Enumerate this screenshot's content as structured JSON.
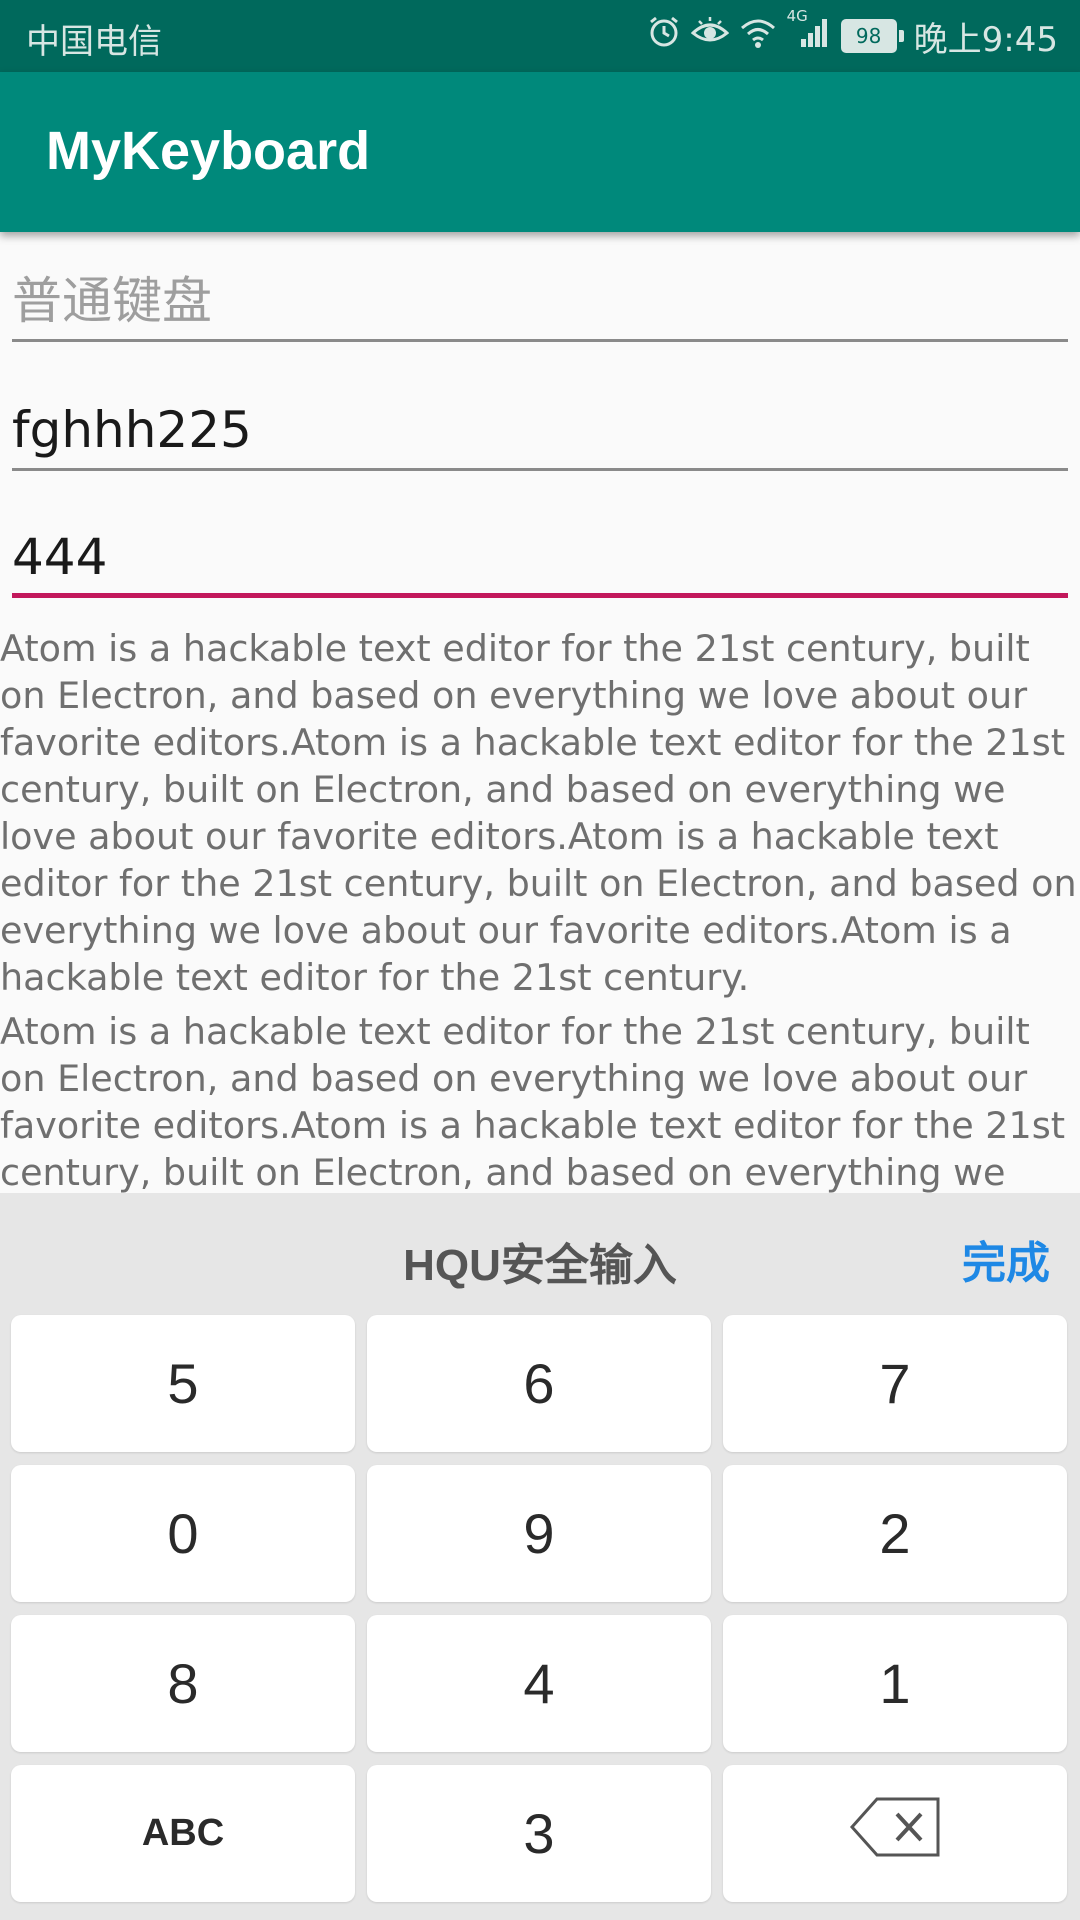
{
  "status_bar": {
    "carrier": "中国电信",
    "network": "4G",
    "battery": "98",
    "time": "晚上9:45"
  },
  "app_bar": {
    "title": "MyKeyboard"
  },
  "fields": {
    "normal": {
      "placeholder": "普通键盘",
      "value": ""
    },
    "text": {
      "value": "fghhh225"
    },
    "number": {
      "value": "444"
    }
  },
  "paragraphs": [
    "Atom is a hackable text editor for the 21st century, built on Electron, and based on everything we love about our favorite editors.Atom is a hackable text editor for the 21st century, built on Electron, and based on everything we love about our favorite editors.Atom is a hackable text editor for the 21st century, built on Electron, and based on everything we love about our favorite editors.Atom is a hackable text editor for the 21st century.",
    "Atom is a hackable text editor for the 21st century, built on Electron, and based on everything we love about our favorite editors.Atom is a hackable text editor for the 21st century, built on Electron, and based on everything we love about our"
  ],
  "keyboard": {
    "title": "HQU安全输入",
    "done": "完成",
    "keys": [
      "5",
      "6",
      "7",
      "0",
      "9",
      "2",
      "8",
      "4",
      "1",
      "ABC",
      "3"
    ],
    "delete_icon": "backspace-icon"
  },
  "colors": {
    "status_bar": "#00695c",
    "app_bar": "#00897b",
    "focus_underline": "#c2185b",
    "done": "#1e88e5"
  }
}
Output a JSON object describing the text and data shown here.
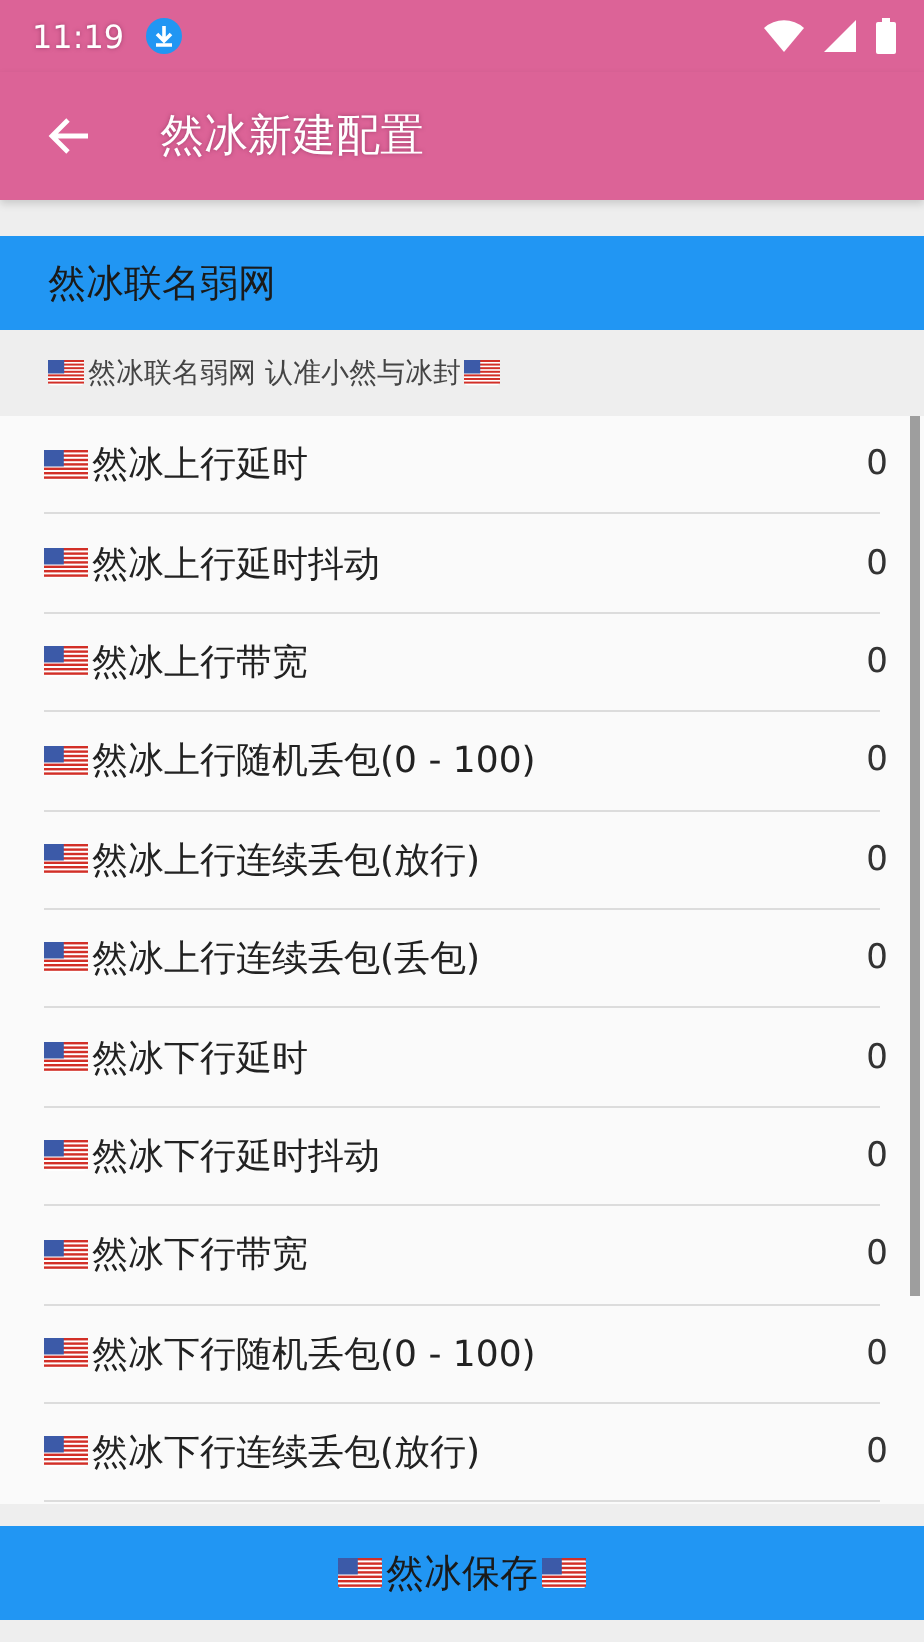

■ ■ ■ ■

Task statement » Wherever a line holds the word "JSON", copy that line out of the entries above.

Exercise output »
Enumerate this screenshot's content as structured JSON.
Output a JSON object describing the text and data shown here.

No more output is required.